Records from a data collection

================================

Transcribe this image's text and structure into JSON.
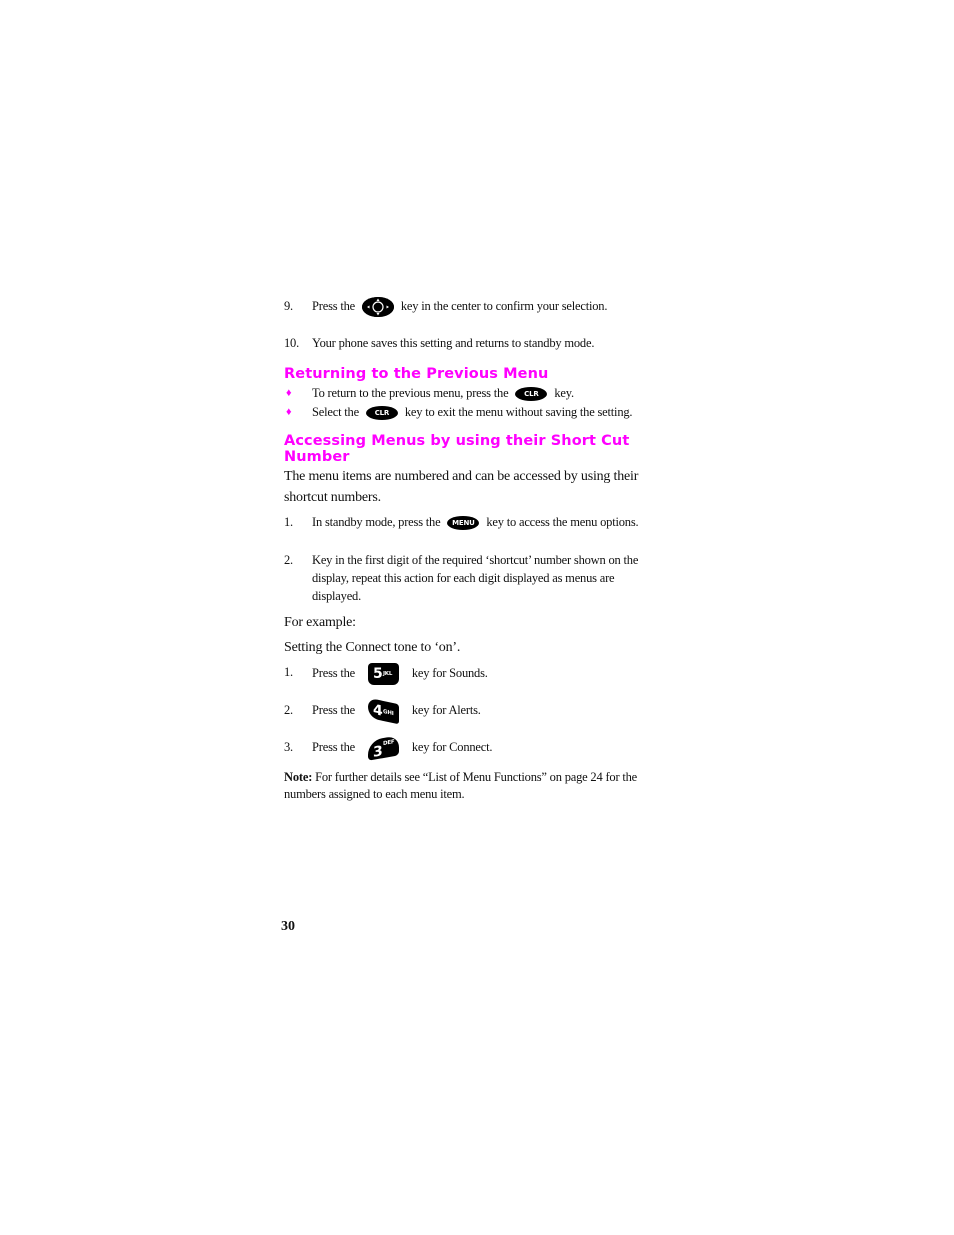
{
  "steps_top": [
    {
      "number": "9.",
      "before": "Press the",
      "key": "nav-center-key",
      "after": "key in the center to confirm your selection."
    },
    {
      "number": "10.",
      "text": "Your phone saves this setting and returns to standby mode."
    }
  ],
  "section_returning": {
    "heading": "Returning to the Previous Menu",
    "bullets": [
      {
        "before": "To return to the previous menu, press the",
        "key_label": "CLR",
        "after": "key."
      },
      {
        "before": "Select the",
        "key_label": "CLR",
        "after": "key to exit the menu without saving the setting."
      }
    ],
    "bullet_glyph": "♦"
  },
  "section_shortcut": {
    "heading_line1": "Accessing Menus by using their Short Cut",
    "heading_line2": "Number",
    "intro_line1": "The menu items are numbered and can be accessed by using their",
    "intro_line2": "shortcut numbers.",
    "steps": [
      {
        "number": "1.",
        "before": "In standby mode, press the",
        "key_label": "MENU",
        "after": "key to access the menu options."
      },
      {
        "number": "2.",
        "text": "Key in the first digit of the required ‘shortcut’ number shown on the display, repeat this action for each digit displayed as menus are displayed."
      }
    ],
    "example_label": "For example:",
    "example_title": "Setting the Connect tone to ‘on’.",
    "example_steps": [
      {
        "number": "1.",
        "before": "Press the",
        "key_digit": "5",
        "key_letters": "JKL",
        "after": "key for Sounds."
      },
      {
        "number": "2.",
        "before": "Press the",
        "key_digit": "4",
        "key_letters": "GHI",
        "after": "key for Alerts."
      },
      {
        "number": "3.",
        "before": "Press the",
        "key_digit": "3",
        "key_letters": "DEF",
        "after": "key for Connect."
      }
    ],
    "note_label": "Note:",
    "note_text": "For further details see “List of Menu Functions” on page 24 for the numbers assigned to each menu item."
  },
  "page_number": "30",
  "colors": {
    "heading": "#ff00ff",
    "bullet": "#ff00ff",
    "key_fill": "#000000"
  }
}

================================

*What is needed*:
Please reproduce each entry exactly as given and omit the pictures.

*Expected answer*:
Transcribe this image's text and structure into JSON.
{
  "steps_top": [
    {
      "number": "9.",
      "before": "Press the",
      "key": "nav-center-key",
      "after": "key in the center to confirm your selection."
    },
    {
      "number": "10.",
      "text": "Your phone saves this setting and returns to standby mode."
    }
  ],
  "section_returning": {
    "heading": "Returning to the Previous Menu",
    "bullets": [
      {
        "before": "To return to the previous menu, press the",
        "key_label": "CLR",
        "after": "key."
      },
      {
        "before": "Select the",
        "key_label": "CLR",
        "after": "key to exit the menu without saving the setting."
      }
    ],
    "bullet_glyph": "♦"
  },
  "section_shortcut": {
    "heading_line1": "Accessing Menus by using their Short Cut",
    "heading_line2": "Number",
    "intro_line1": "The menu items are numbered and can be accessed by using their",
    "intro_line2": "shortcut numbers.",
    "steps": [
      {
        "number": "1.",
        "before": "In standby mode, press the",
        "key_label": "MENU",
        "after": "key to access the menu options."
      },
      {
        "number": "2.",
        "text": "Key in the first digit of the required ‘shortcut’ number shown on the display, repeat this action for each digit displayed as menus are displayed."
      }
    ],
    "example_label": "For example:",
    "example_title": "Setting the Connect tone to ‘on’.",
    "example_steps": [
      {
        "number": "1.",
        "before": "Press the",
        "key_digit": "5",
        "key_letters": "JKL",
        "after": "key for Sounds."
      },
      {
        "number": "2.",
        "before": "Press the",
        "key_digit": "4",
        "key_letters": "GHI",
        "after": "key for Alerts."
      },
      {
        "number": "3.",
        "before": "Press the",
        "key_digit": "3",
        "key_letters": "DEF",
        "after": "key for Connect."
      }
    ],
    "note_label": "Note:",
    "note_text": "For further details see “List of Menu Functions” on page 24 for the numbers assigned to each menu item."
  },
  "page_number": "30",
  "colors": {
    "heading": "#ff00ff",
    "bullet": "#ff00ff",
    "key_fill": "#000000"
  }
}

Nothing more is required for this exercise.